Pilot program trains Aboriginal students from oil sands area

As the Environmental Monitoring and Science division (formerly AEMERA) continues to move forward and establish itself as the provincial monitoring agency responsible for measuring, assessing and informing the public on the condition of Alberta’s environment, engaging with Aboriginal stakeholders to find meaningful ways to braid Traditional Ecological Knowledge into regional monitoring, has become a clear priority.

After listening and spending time with First Nation and Métis groups over the past several months, EMSD has identified lack of training as a key barrier preventing Aboriginal communities in the oil sands region from participating in environmental monitoring, and finding employment in the environmental services sector. In an effort to address this gap, EMSD is supporting the design and development of an Aboriginal environmental training pilot, led by Alberta Innovates – Technology Futures (AITF).

Fifteen students from eight First Nation and Métis communities from across the oil sands area have been selected through a recruitment process – which included over twenty nine applicants. The students will complete five full weeks of course time from August to December, 2015.

The training pilot is focused primarily on the topics of safety, wildlife, and surface water quality monitoring. The program structure is based on the previous experience of many training providers including AITF, and Eco Canada’s BEAHR Program. The safety courses being taught as part of this training pilot (defensive driving, swift water rescue, bear & wildlife awareness, among others) will result in the awarding of individual certificates, which will provide students with some of the credentials needed to proceed to higher education or, possibly, an environmental technical position. The ten safety courses being offered were selected based on EMSD’s standards for its own monitoring staff. The wildlife and surface water quality monitoring components of the training pilot are also being taught using provincial standards and protocols.


It is our hope that this training will be the next step in building up a reliable source of local, community capacity to help deliver regional monitoring activities. Bill Donahue explains, “As we engage with Aboriginal groups and communities, and endeavour to braid TEK into regional environmental monitoring, we have heard from several groups and communities that increased access to training is critical to local participation in environmental monitoring. The Aboriginal training pilot will provide Aboriginal community members with enhanced technical skills that will allow them to actively participate in local monitoring.
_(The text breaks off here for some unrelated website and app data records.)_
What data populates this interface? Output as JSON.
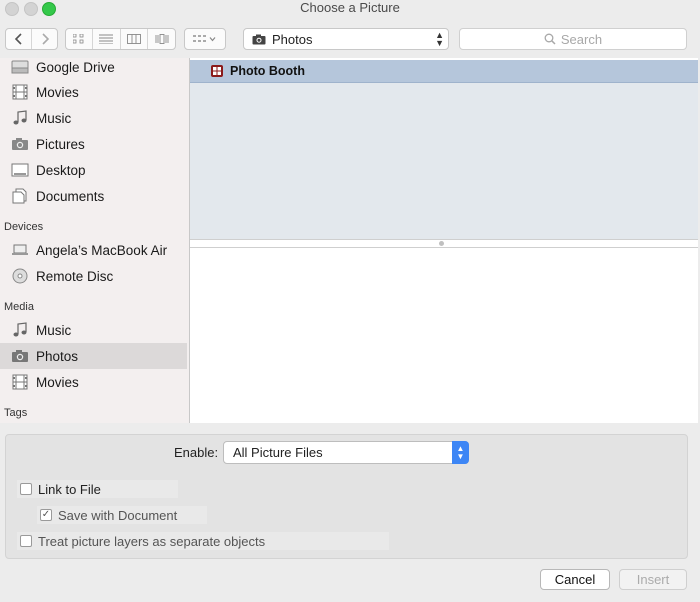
{
  "window": {
    "title": "Choose a Picture"
  },
  "toolbar": {
    "location": "Photos",
    "search_placeholder": "Search"
  },
  "sidebar": {
    "favorites": [
      {
        "label": "Google Drive",
        "icon": "drive-icon"
      },
      {
        "label": "Movies",
        "icon": "film-icon"
      },
      {
        "label": "Music",
        "icon": "music-note-icon"
      },
      {
        "label": "Pictures",
        "icon": "camera-icon"
      },
      {
        "label": "Desktop",
        "icon": "desktop-icon"
      },
      {
        "label": "Documents",
        "icon": "document-icon"
      }
    ],
    "devices_header": "Devices",
    "devices": [
      {
        "label": "Angela’s MacBook Air",
        "icon": "laptop-icon"
      },
      {
        "label": "Remote Disc",
        "icon": "disc-icon"
      }
    ],
    "media_header": "Media",
    "media": [
      {
        "label": "Music",
        "icon": "music-note-icon"
      },
      {
        "label": "Photos",
        "icon": "camera-icon",
        "selected": true
      },
      {
        "label": "Movies",
        "icon": "film-icon"
      }
    ],
    "tags_header": "Tags"
  },
  "browser": {
    "items": [
      {
        "label": "Photo Booth",
        "icon": "photo-booth-icon",
        "selected": true
      }
    ]
  },
  "options": {
    "enable_label": "Enable:",
    "enable_value": "All Picture Files",
    "link_to_file": {
      "label": "Link to File",
      "checked": false
    },
    "save_with_document": {
      "label": "Save with Document",
      "checked": true,
      "enabled": false
    },
    "treat_layers": {
      "label": "Treat picture layers as separate objects",
      "checked": false,
      "enabled": false
    }
  },
  "buttons": {
    "cancel": "Cancel",
    "insert": "Insert"
  },
  "colors": {
    "accent": "#3d86f5",
    "selection": "#b5c6db",
    "sidebar_bg": "#f3efef"
  }
}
We are very excited to work with our first cohort of trainees from the Lower Athabasca region.”

Instructors from the division, the Alberta Biodiversity Monitoring Institute (ABMI), AITF, and other certified training providers are providing training to the students.